  • “Don’t you realize Mr. or Ms. Student that I’m trying to help you become the best lawyer, judge, legislator, etc. as possible?”
  • “Don’t you realize that I’m trying to help teach you skills, knowledge, and ethics that will aid you in your future?”

Why is unity / being on the same team so difficult to achieve in human relationships? I don’t have the answers. It’s just very disappointing. 

It’s clear that we have some major disconnects in our motivations and views of other people. We should be working as members of the same team.

With the need for speed within most organizations today, TRUST is key. Reminds me of this book by Stephen M.R. Covey:

The Speed of Trust -- a book by Stephen M.R. Covey

Addendum on 8/14/20:

  • 6 ways leaders can rebuild trust in their organizations — from fastcompany.com by Cara Brennan Allamano
    A Udemy survey suggests that more than half of workers believe their employers are using COVID as an excuse to cut staff. These strategies can help dissolve their suspicions.
 

Online learning critical to the ‘reskilling’ of America — from thehill.com by Jeff Maggioncalda
[From DSC: As Jeff is the CEO of Coursera, a worldwide online learning platform, it causes this to be an opinion piece for sure; but his points are nevertheless, very valid in my opinion as well.]

Excerpts:

America is facing the worst unemployment crisis since the Great Depression. One in four American workers has filed for unemployment insurance since March. In less than four months, over 44 million American workers have watched their jobs be put on hold or disappear entirely — and that number is expected to grow in the coming months.

Policymakers should use this opportunity to launch a large-scale effort to help Americans develop the skills to do the jobs of the future.

Amidst this pandemic, Americans require a solution that meets them where they are, offering a safe learning environment during social distancing while preparing them for in-demand jobs now and post-COVID.

Online learning helps workers develop skills at an unparalleled speed and scale, as seen with the recent experience of training tens of thousands of contact tracers in a matter of weeks.

Learning from the living class room

 

 

Are universities going the way of CDs and cable TV? [Smith]

Are universities going the way of CDs and cable TV? — from theatlantic.com by Michael Smith; with thanks to Homa Tavangar & Will Richardson for this resource
Like the entertainment industry, colleges will need to embrace digital services in order to survive.

Excerpts:

We all know how that worked out: From 1999 to 2009, the music industry lost 50 percent of its sales. From 2014 to 2019, roughly 16 million American households canceled their cable subscriptions.

Similar dynamics are at play in higher education today. Universities have long been remarkably stable institutions—so stable that in 2001, by one account, they comprised an astonishing 70 of the 85 institutions in the West that have endured in recognizable form since the 1520s.

That stability has again bred overconfidence, overpricing, and an overreliance on business models tailored to a physical world.
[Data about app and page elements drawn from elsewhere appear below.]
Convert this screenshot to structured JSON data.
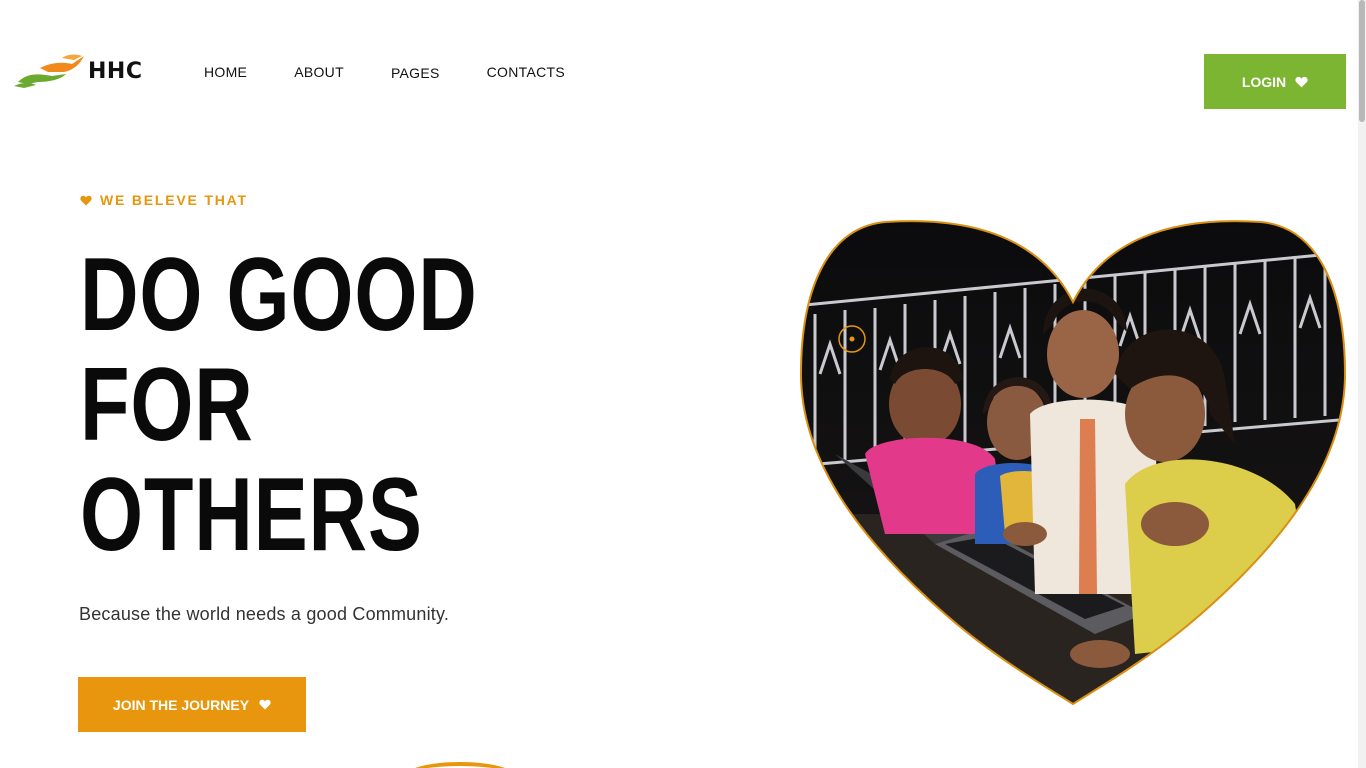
{
  "header": {
    "logo_text": "HHC",
    "nav": [
      {
        "label": "HOME"
      },
      {
        "label": "ABOUT"
      },
      {
        "label": "PAGES"
      },
      {
        "label": "CONTACTS"
      }
    ],
    "login_label": "LOGIN"
  },
  "hero": {
    "eyebrow": "WE BELEVE THAT",
    "headline": [
      "DO GOOD",
      "FOR",
      "OTHERS"
    ],
    "subtitle": "Because the world needs a good Community.",
    "cta_label": "JOIN THE JOURNEY"
  },
  "icons": {
    "heart": "heart-icon",
    "logo": "hands-logo-icon"
  },
  "colors": {
    "brand_orange": "#e8960d",
    "brand_green": "#7cb531",
    "text_dark": "#0a0a0a"
  }
}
Like those entertainment executives, many of us in higher education dismiss the threats that digital technologies pose to the way we work.

Information technology transforms industries by making scarce resources plentiful, forcing customers to rethink the value of established products.

Paul Krugman, Economist, teaching on Masterclass.com

 

Learning from the Living Class Room

From DSC:
I can’t help but hear Clayton Christenson’s voice in the following quote:

An analogous situation prevails in higher education, where access to classroom seats, faculty experts, and university diplomas have been scarce for half a millennium. When massively open online courses first appeared, making free classes available to anyone with internet access, universities reflexively dismissed the threat. At the time, MOOCs were amateuristic, low-quality, and far removed from our degree-granting programs. But over the past 10 years, the technology has improved greatly.

 

Looking for something?

Use the form below to search the site:

Still not finding what you're looking for? Drop a comment on a post or contact us so we can take care of it!

© 2020 | Daniel Christian